EXCERPTED RECORDS below:

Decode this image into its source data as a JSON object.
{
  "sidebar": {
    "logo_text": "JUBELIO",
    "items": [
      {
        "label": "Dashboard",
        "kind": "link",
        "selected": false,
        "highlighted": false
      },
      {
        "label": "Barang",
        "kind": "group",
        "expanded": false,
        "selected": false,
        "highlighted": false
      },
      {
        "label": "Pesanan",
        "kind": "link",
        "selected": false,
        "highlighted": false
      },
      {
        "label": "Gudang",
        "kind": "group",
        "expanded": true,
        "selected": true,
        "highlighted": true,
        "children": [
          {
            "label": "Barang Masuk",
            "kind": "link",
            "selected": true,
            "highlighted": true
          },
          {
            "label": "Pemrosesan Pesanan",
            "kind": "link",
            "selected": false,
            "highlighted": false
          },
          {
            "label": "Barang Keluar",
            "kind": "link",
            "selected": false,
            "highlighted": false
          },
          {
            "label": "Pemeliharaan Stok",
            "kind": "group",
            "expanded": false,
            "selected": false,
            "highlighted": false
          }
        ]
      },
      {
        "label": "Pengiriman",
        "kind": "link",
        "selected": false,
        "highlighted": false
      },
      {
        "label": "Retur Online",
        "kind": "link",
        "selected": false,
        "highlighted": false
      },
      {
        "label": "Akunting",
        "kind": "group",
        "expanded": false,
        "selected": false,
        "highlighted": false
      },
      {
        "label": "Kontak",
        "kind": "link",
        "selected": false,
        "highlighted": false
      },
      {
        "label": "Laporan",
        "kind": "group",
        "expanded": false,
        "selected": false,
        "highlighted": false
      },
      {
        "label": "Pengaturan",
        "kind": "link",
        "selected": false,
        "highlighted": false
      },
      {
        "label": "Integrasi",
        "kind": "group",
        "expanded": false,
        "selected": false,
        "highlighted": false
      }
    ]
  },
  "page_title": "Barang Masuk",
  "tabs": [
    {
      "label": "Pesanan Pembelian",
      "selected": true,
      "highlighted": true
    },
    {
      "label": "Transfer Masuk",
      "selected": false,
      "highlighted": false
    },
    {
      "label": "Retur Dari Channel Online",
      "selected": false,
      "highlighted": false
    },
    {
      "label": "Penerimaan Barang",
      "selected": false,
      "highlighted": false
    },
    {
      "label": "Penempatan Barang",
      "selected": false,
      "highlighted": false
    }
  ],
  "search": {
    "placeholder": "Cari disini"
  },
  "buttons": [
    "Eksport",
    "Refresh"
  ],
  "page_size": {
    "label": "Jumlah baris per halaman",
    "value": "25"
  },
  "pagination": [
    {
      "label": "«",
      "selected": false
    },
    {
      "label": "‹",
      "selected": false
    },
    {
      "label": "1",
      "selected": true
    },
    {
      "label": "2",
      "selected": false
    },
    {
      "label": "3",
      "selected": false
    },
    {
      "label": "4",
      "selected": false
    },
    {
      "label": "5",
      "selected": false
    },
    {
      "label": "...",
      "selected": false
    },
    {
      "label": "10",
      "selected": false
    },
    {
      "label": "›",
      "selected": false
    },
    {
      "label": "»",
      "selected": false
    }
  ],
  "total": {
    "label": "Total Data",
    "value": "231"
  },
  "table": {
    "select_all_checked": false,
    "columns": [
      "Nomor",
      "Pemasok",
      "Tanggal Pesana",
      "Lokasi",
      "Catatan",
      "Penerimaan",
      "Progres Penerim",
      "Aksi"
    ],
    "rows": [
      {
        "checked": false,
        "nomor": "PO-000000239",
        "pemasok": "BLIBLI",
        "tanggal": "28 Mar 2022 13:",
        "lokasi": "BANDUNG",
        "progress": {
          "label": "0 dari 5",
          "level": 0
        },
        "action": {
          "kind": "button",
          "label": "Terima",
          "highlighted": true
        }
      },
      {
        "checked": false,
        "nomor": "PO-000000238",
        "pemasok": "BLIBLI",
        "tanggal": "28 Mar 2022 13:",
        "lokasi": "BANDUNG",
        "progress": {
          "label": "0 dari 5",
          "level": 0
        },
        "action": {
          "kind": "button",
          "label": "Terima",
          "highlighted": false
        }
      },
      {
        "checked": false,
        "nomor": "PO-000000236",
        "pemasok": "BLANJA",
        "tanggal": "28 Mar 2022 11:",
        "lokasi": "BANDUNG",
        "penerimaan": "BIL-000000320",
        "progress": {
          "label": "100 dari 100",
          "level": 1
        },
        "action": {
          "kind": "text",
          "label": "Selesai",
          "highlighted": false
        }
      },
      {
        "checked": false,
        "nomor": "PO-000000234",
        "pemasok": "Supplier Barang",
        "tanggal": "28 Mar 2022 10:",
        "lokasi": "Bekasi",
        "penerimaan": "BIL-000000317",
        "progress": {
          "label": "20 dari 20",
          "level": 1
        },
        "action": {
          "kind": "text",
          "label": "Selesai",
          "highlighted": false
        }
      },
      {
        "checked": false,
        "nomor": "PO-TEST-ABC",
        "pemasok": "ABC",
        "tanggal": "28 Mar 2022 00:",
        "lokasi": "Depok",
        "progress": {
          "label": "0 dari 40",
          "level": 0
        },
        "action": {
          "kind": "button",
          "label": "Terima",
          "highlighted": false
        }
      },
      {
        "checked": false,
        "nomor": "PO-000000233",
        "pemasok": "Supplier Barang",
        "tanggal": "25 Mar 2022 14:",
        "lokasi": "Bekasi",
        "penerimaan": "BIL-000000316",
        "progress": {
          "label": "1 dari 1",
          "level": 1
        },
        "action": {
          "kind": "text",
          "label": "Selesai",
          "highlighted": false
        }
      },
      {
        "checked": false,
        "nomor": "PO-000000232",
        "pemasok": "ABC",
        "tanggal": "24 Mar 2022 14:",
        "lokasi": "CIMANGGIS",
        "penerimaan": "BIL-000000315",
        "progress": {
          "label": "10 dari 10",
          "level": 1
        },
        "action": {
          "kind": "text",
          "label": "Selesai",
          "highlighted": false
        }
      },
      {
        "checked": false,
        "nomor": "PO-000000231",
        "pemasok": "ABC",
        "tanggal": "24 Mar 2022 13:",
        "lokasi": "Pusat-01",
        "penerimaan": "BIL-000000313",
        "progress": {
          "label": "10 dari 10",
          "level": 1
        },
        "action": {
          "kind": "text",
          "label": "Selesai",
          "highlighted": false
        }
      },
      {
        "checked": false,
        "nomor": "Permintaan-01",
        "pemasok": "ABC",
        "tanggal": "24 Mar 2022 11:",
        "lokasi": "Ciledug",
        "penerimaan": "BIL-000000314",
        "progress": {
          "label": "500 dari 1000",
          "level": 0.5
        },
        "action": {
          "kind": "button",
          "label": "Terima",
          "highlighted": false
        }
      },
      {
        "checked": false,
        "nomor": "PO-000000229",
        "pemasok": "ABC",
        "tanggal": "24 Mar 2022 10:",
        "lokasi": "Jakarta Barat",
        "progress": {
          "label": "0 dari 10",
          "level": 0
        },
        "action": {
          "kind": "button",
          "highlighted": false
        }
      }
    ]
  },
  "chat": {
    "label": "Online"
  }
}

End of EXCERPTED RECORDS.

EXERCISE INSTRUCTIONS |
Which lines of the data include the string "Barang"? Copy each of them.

SOLUTION FOR THIS EXERCISE |
        "label": "Barang",
            "label": "Barang Masuk",
            "label": "Barang Keluar",
  "page_title": "Barang Masuk",
      "label": "Penerimaan Barang",
      "label": "Penempatan Barang",
        "pemasok": "Supplier Barang",
        "pemasok": "Supplier Barang",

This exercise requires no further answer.